‘Ferns’ by Neil Timms

‘Ferns’ by Neil Timms

‘Ferns’ by Neil Timms

Neil presented a fascinating talk about Ferns to our well attended October meeting.

Ferns are one of the oldest groups of land plants, first flourishing in the late Devonian period 360million years ago according to the fossil record. They predate flowering plants by 230million years as flowering plants didn’t appear until the Cretaceous period which is relatively recent in geological time.

The reproductive cycle is a two stage process. An astronomical number of spores are produced, are distributed by the wind, after which it can take 18 months before the first frond of a new fern appears. It can then take 3 or 4 years for the plant to get to a decent size.

Growing ferns is easy on the whole, although there are one or two varieties that are fussy. Rustyback likes growing on walls, and many varieties will thrives where alpines will grow, or can only be found within 50 metres of the sea. In general ferns have lots of survival strategies in order to deal with awide variety of tough environments.

Some ferns, however, grow very easily to the frustration of many gardeners. Horsetail fern is the most pernicious, seems impossible to kill as weedkiller runs off the silica surface of the fronds, and is equally impossible to dig out as they can go 40ft underground. Neil recommends that the easiest way to get rid of them…..is to move house! Another fern that we should not let loose in our garden is bracken. It is the only fern that has a spreading habit – the others grow from a crown and are compact.
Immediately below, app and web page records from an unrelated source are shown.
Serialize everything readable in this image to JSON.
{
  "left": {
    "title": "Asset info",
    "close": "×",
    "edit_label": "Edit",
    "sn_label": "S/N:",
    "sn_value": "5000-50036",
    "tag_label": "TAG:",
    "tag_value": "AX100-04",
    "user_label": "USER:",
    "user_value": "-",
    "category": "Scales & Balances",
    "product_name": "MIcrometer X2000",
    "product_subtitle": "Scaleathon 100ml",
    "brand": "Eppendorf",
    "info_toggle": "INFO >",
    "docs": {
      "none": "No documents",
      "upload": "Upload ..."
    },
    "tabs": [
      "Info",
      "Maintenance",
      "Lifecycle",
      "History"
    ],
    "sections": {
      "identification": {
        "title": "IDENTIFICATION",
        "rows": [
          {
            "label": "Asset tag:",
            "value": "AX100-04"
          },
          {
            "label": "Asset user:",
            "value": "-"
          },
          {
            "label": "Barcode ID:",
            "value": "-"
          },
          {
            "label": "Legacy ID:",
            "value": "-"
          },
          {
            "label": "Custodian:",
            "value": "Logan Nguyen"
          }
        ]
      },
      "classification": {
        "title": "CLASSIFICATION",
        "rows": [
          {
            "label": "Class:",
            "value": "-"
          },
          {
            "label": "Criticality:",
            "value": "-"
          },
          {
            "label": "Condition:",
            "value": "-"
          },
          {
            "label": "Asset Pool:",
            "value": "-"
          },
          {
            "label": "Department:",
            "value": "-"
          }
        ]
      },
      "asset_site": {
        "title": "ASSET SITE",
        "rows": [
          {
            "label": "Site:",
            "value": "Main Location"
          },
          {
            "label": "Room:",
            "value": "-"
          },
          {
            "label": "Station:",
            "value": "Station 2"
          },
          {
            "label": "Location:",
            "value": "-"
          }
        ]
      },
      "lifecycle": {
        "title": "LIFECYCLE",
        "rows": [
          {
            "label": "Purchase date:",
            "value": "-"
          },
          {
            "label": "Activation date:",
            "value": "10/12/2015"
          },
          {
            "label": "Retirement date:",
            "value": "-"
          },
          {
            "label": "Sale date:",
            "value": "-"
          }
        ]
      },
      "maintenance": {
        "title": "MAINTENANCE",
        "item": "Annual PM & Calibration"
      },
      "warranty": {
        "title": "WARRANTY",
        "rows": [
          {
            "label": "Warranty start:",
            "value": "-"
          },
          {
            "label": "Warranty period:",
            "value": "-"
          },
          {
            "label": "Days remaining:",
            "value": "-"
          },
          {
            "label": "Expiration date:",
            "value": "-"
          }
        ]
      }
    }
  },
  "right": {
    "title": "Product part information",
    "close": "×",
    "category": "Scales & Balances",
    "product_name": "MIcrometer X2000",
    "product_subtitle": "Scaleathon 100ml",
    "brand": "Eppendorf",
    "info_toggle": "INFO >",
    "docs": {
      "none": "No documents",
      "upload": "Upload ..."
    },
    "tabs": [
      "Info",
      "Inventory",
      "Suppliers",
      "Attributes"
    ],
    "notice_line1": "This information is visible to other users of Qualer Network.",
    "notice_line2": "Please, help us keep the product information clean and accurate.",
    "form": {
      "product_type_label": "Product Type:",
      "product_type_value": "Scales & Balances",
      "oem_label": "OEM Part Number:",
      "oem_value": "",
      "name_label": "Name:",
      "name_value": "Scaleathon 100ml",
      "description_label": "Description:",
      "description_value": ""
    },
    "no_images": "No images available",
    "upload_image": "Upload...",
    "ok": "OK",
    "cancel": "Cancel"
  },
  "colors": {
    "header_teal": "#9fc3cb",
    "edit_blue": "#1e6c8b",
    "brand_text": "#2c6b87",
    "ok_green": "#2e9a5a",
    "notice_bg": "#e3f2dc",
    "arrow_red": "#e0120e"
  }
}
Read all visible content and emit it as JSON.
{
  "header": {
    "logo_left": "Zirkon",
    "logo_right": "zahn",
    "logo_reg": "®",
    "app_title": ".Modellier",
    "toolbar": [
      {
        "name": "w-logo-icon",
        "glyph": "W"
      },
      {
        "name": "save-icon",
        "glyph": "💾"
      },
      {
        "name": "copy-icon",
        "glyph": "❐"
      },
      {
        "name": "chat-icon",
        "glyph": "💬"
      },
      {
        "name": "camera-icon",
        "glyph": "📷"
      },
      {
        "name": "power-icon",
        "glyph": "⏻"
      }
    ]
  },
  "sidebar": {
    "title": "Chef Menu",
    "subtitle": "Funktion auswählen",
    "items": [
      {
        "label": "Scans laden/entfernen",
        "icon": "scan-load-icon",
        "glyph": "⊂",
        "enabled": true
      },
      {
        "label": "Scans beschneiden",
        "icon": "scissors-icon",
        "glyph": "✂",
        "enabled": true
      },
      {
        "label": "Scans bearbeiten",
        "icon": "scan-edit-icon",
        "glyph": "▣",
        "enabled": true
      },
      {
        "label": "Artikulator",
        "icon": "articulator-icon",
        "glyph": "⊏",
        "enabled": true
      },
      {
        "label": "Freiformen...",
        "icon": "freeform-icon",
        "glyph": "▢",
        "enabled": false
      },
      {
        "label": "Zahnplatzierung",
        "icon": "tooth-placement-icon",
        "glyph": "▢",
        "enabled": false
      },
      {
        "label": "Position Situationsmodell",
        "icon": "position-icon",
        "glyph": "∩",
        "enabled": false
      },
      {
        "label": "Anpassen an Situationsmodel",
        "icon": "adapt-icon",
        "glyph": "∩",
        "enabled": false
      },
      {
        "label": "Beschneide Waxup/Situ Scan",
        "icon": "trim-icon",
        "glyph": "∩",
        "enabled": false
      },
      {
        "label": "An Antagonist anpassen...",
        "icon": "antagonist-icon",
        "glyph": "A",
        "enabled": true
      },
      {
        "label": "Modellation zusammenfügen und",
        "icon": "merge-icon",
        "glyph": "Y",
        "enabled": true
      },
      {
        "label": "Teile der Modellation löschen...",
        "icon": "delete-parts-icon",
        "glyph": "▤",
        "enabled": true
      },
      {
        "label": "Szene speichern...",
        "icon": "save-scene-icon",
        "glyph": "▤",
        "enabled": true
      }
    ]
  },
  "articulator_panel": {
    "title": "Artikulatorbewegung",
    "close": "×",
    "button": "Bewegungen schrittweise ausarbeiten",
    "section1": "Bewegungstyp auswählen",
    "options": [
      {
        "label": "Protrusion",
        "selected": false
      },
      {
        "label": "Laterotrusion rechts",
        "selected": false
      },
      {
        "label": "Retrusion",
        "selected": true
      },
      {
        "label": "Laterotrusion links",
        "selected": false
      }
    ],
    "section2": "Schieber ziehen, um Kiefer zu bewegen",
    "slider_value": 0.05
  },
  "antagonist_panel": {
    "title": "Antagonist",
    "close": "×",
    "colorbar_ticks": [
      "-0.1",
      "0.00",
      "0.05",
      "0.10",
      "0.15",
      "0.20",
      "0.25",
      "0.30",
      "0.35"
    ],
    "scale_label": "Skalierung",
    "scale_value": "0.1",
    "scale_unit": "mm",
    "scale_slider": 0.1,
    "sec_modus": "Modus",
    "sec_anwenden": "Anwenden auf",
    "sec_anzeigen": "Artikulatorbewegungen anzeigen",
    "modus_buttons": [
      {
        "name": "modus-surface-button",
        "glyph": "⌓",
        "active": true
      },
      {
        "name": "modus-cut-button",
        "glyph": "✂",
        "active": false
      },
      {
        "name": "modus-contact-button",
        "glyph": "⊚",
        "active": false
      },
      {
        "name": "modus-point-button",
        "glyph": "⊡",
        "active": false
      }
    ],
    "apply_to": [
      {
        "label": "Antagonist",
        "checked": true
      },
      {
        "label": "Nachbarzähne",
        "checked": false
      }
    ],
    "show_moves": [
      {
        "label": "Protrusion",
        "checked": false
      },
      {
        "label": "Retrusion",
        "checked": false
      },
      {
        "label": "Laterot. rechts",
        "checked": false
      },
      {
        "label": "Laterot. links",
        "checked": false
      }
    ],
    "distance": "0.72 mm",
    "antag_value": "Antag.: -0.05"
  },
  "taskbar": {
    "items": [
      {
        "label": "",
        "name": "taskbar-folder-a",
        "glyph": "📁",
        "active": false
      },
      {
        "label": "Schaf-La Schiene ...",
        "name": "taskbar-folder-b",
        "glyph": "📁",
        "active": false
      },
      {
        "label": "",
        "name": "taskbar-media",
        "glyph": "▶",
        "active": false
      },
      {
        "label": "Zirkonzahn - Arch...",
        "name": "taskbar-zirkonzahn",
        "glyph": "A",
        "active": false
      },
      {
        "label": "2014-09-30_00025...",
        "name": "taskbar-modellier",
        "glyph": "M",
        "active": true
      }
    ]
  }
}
The foliage and fronds come in all shapes and sizes providing architectural structure to a garden without dominating it. Their compact habit means that they won’t spread out. One interesting idea was to combine ferns with spring bulbs under the shade of a tree, thus providing interest all year round.

For more information http://www.fernnursery.co.uk/

Facebook: https://www.facebook.com/people/The-Fern-Nursery/100063912827154/